Thursday, as reported in words and pictures on today’s front page and page 11, the Small Cities Council, chaired by Camden Mayor Alfred Mae Drakeford, visited the Holsten Center, Food for the Soul and Community Medical Clinic of Kershaw County.

The Holsten Center is home to the United Way of Kershaw County, Habitat for Humanity, Sistercare, First Steps, the Department of Social Services (DSS) and the Mobile Nutrition Center, among others. Having these agencies right next door to Food for the Soul and, just beyond that, the free clinic (as the Community Medical Clinic is often called), is a boon to our community in Camden and out into the county.

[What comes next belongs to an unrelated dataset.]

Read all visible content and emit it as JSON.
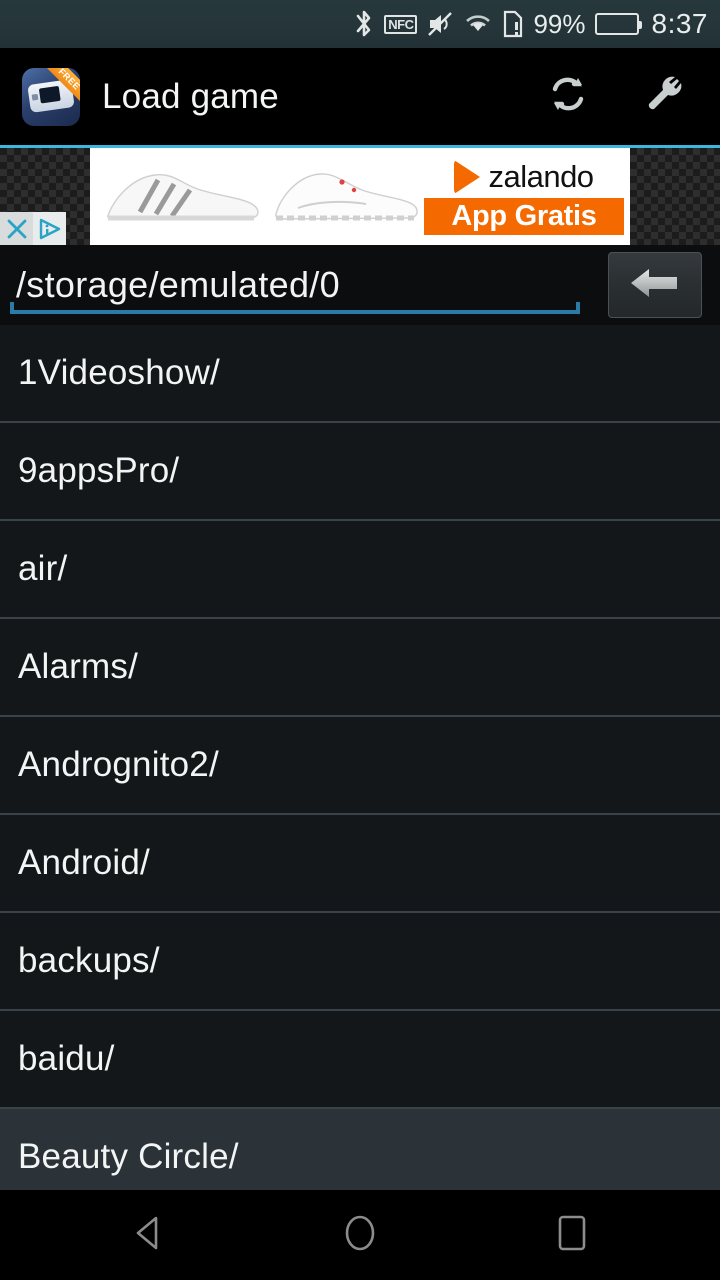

As a number of these agencies’ representatives repeatedly told the more than 30 mayors and council members from across the country, this physical connection leads to better organizational connections. If someone visiting DSS needs something they can’t offer, a client need only walk a few steps to one of the other buildings for help.

One council member from Pennsylvania said they had only seen something like this in their state in one, large city. We think that says a lot about the level of caring we have in Kershaw County -- enough to make sure those who need help the most can get it as easily as possible.